[Dataset rows describing interfaces]
###

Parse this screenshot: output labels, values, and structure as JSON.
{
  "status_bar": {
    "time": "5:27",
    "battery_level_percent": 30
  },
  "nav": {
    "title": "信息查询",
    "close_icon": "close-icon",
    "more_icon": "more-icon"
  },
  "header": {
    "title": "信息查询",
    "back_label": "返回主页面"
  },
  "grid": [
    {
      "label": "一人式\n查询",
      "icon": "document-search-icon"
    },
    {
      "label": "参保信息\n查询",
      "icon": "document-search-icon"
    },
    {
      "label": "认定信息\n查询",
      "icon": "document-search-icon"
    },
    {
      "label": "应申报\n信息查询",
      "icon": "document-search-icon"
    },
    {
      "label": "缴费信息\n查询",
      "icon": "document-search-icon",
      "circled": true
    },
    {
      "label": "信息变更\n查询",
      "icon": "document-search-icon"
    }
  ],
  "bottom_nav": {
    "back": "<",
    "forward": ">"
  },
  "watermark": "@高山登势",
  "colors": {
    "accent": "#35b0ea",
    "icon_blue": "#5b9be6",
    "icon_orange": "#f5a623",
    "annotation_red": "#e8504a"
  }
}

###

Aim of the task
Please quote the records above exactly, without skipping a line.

Exercise output
Parse this screenshot: output labels, values, and structure as JSON.
{
  "status_bar": {
    "time": "5:27",
    "battery_level_percent": 30
  },
  "nav": {
    "title": "信息查询",
    "close_icon": "close-icon",
    "more_icon": "more-icon"
  },
  "header": {
    "title": "信息查询",
    "back_label": "返回主页面"
  },
  "grid": [
    {
      "label": "一人式\n查询",
      "icon": "document-search-icon"
    },
    {
      "label": "参保信息\n查询",
      "icon": "document-search-icon"
    },
    {
      "label": "认定信息\n查询",
      "icon": "document-search-icon"
    },
    {
      "label": "应申报\n信息查询",
      "icon": "document-search-icon"
    },
    {
      "label": "缴费信息\n查询",
      "icon": "document-search-icon",
      "circled": true
    },
    {
      "label": "信息变更\n查询",
      "icon": "document-search-icon"
    }
  ],
  "bottom_nav": {
    "back": "<",
    "forward": ">"
  },
  "watermark": "@高山登势",
  "colors": {
    "accent": "#35b0ea",
    "icon_blue": "#5b9be6",
    "icon_orange": "#f5a623",
    "annotation_red": "#e8504a"
  }
}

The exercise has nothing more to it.